Top of Data under study
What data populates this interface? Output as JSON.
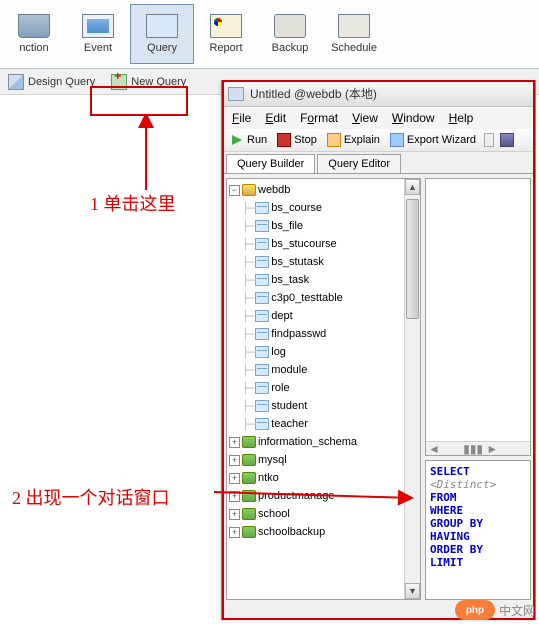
{
  "toolbar": {
    "items": [
      {
        "label": "nction",
        "name": "connection-button"
      },
      {
        "label": "Event",
        "name": "event-button"
      },
      {
        "label": "Query",
        "name": "query-button",
        "active": true
      },
      {
        "label": "Report",
        "name": "report-button"
      },
      {
        "label": "Backup",
        "name": "backup-button"
      },
      {
        "label": "Schedule",
        "name": "schedule-button"
      }
    ]
  },
  "subtoolbar": {
    "design_label": "Design Query",
    "new_label": "New Query"
  },
  "annotations": {
    "step1": "1 单击这里",
    "step2": "2 出现一个对话窗口"
  },
  "window": {
    "title": "Untitled @webdb (本地)",
    "menu": {
      "file": "File",
      "edit": "Edit",
      "format": "Format",
      "view": "View",
      "window": "Window",
      "help": "Help"
    },
    "actions": {
      "run": "Run",
      "stop": "Stop",
      "explain": "Explain",
      "export": "Export Wizard"
    },
    "tabs": {
      "builder": "Query Builder",
      "editor": "Query Editor"
    },
    "tree": {
      "root": "webdb",
      "tables": [
        "bs_course",
        "bs_file",
        "bs_stucourse",
        "bs_stutask",
        "bs_task",
        "c3p0_testtable",
        "dept",
        "findpasswd",
        "log",
        "module",
        "role",
        "student",
        "teacher"
      ],
      "databases": [
        "information_schema",
        "mysql",
        "ntko",
        "productmanage",
        "school",
        "schoolbackup"
      ]
    },
    "sql_keywords": [
      "SELECT",
      "FROM",
      "WHERE",
      "GROUP BY",
      "HAVING",
      "ORDER BY",
      "LIMIT"
    ],
    "sql_distinct": "<Distinct>"
  },
  "watermark": {
    "badge": "php",
    "text": "中文网"
  }
}
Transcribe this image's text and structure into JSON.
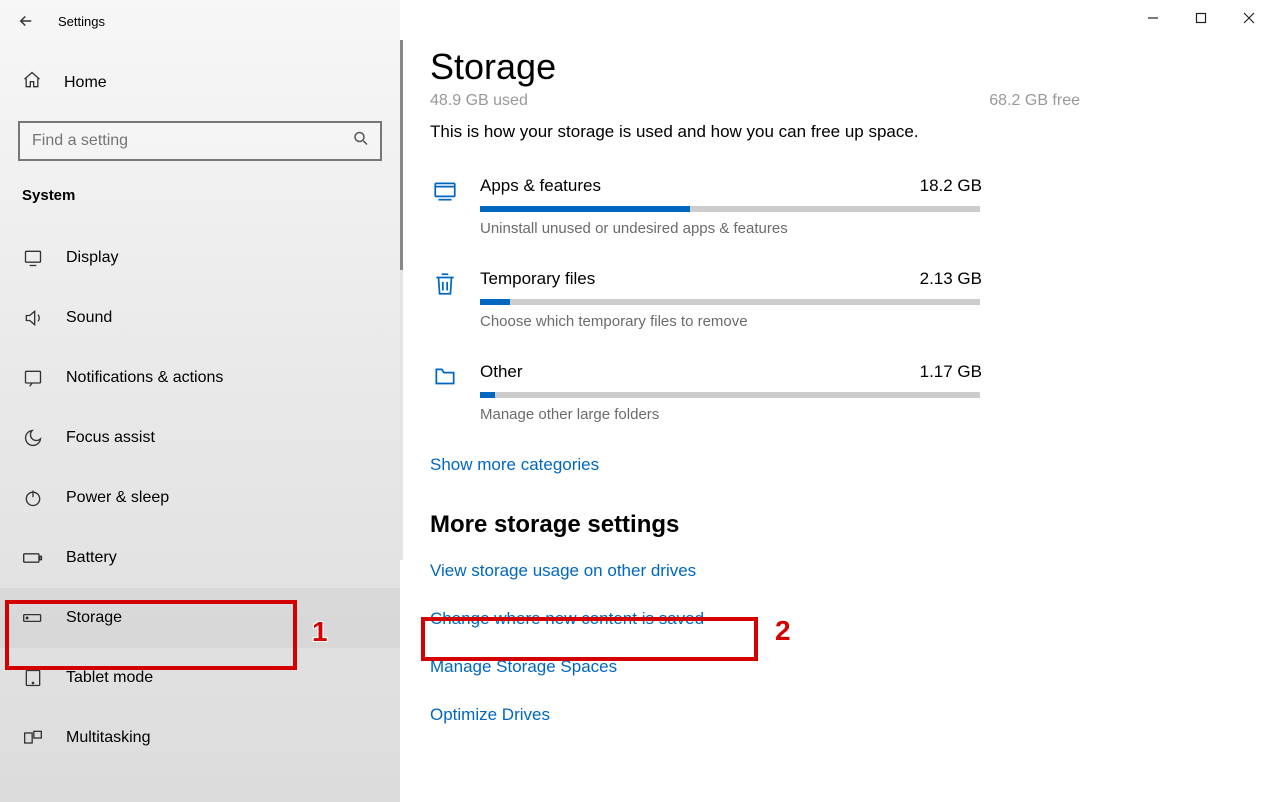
{
  "window": {
    "title": "Settings"
  },
  "sidebar": {
    "home": "Home",
    "search_placeholder": "Find a setting",
    "section": "System",
    "items": [
      {
        "label": "Display"
      },
      {
        "label": "Sound"
      },
      {
        "label": "Notifications & actions"
      },
      {
        "label": "Focus assist"
      },
      {
        "label": "Power & sleep"
      },
      {
        "label": "Battery"
      },
      {
        "label": "Storage"
      },
      {
        "label": "Tablet mode"
      },
      {
        "label": "Multitasking"
      }
    ]
  },
  "page": {
    "title": "Storage",
    "usage_used": "48.9 GB used",
    "usage_free": "68.2 GB free",
    "description": "This is how your storage is used and how you can free up space.",
    "categories": [
      {
        "name": "Apps & features",
        "size": "18.2 GB",
        "percent": 42,
        "sub": "Uninstall unused or undesired apps & features"
      },
      {
        "name": "Temporary files",
        "size": "2.13 GB",
        "percent": 6,
        "sub": "Choose which temporary files to remove"
      },
      {
        "name": "Other",
        "size": "1.17 GB",
        "percent": 3,
        "sub": "Manage other large folders"
      }
    ],
    "show_more": "Show more categories",
    "more_header": "More storage settings",
    "links": [
      "View storage usage on other drives",
      "Change where new content is saved",
      "Manage Storage Spaces",
      "Optimize Drives"
    ]
  },
  "annotations": {
    "n1": "1",
    "n2": "2"
  }
}
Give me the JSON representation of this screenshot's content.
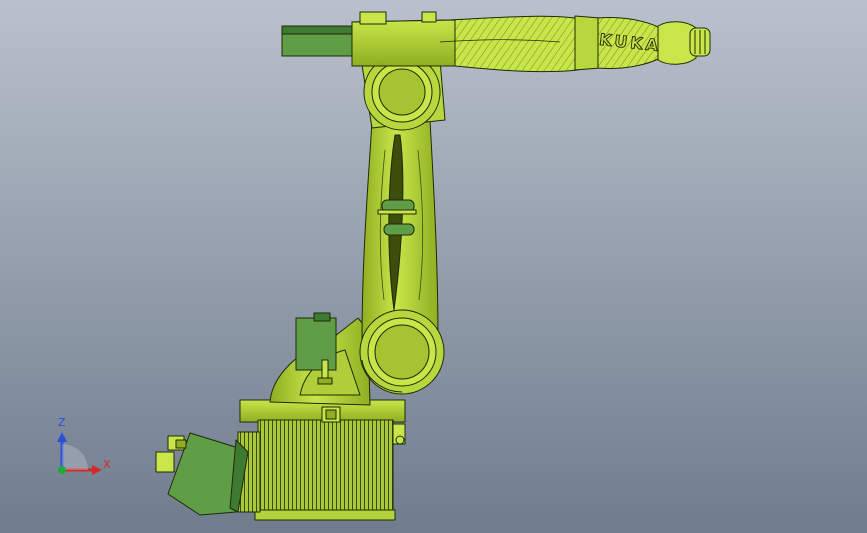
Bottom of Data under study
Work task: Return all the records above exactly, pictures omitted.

Result for this task:
What data populates this interface? Output as JSON.
{
  "toolbar": {
    "items": [
      {
        "label": "nction",
        "name": "connection-button"
      },
      {
        "label": "Event",
        "name": "event-button"
      },
      {
        "label": "Query",
        "name": "query-button",
        "active": true
      },
      {
        "label": "Report",
        "name": "report-button"
      },
      {
        "label": "Backup",
        "name": "backup-button"
      },
      {
        "label": "Schedule",
        "name": "schedule-button"
      }
    ]
  },
  "subtoolbar": {
    "design_label": "Design Query",
    "new_label": "New Query"
  },
  "annotations": {
    "step1": "1 单击这里",
    "step2": "2 出现一个对话窗口"
  },
  "window": {
    "title": "Untitled @webdb (本地)",
    "menu": {
      "file": "File",
      "edit": "Edit",
      "format": "Format",
      "view": "View",
      "window": "Window",
      "help": "Help"
    },
    "actions": {
      "run": "Run",
      "stop": "Stop",
      "explain": "Explain",
      "export": "Export Wizard"
    },
    "tabs": {
      "builder": "Query Builder",
      "editor": "Query Editor"
    },
    "tree": {
      "root": "webdb",
      "tables": [
        "bs_course",
        "bs_file",
        "bs_stucourse",
        "bs_stutask",
        "bs_task",
        "c3p0_testtable",
        "dept",
        "findpasswd",
        "log",
        "module",
        "role",
        "student",
        "teacher"
      ],
      "databases": [
        "information_schema",
        "mysql",
        "ntko",
        "productmanage",
        "school",
        "schoolbackup"
      ]
    },
    "sql_keywords": [
      "SELECT",
      "FROM",
      "WHERE",
      "GROUP BY",
      "HAVING",
      "ORDER BY",
      "LIMIT"
    ],
    "sql_distinct": "<Distinct>"
  },
  "watermark": {
    "badge": "php",
    "text": "中文网"
  }
}
Transcribe this image's text and structure into JSON.
{
  "window": {
    "title": "Settings"
  },
  "sidebar": {
    "home": "Home",
    "search_placeholder": "Find a setting",
    "section": "System",
    "items": [
      {
        "label": "Display"
      },
      {
        "label": "Sound"
      },
      {
        "label": "Notifications & actions"
      },
      {
        "label": "Focus assist"
      },
      {
        "label": "Power & sleep"
      },
      {
        "label": "Battery"
      },
      {
        "label": "Storage"
      },
      {
        "label": "Tablet mode"
      },
      {
        "label": "Multitasking"
      }
    ]
  },
  "page": {
    "title": "Storage",
    "usage_used": "48.9 GB used",
    "usage_free": "68.2 GB free",
    "description": "This is how your storage is used and how you can free up space.",
    "categories": [
      {
        "name": "Apps & features",
        "size": "18.2 GB",
        "percent": 42,
        "sub": "Uninstall unused or undesired apps & features"
      },
      {
        "name": "Temporary files",
        "size": "2.13 GB",
        "percent": 6,
        "sub": "Choose which temporary files to remove"
      },
      {
        "name": "Other",
        "size": "1.17 GB",
        "percent": 3,
        "sub": "Manage other large folders"
      }
    ],
    "show_more": "Show more categories",
    "more_header": "More storage settings",
    "links": [
      "View storage usage on other drives",
      "Change where new content is saved",
      "Manage Storage Spaces",
      "Optimize Drives"
    ]
  },
  "annotations": {
    "n1": "1",
    "n2": "2"
  }
}
Give me the JSON representation of this screenshot's content.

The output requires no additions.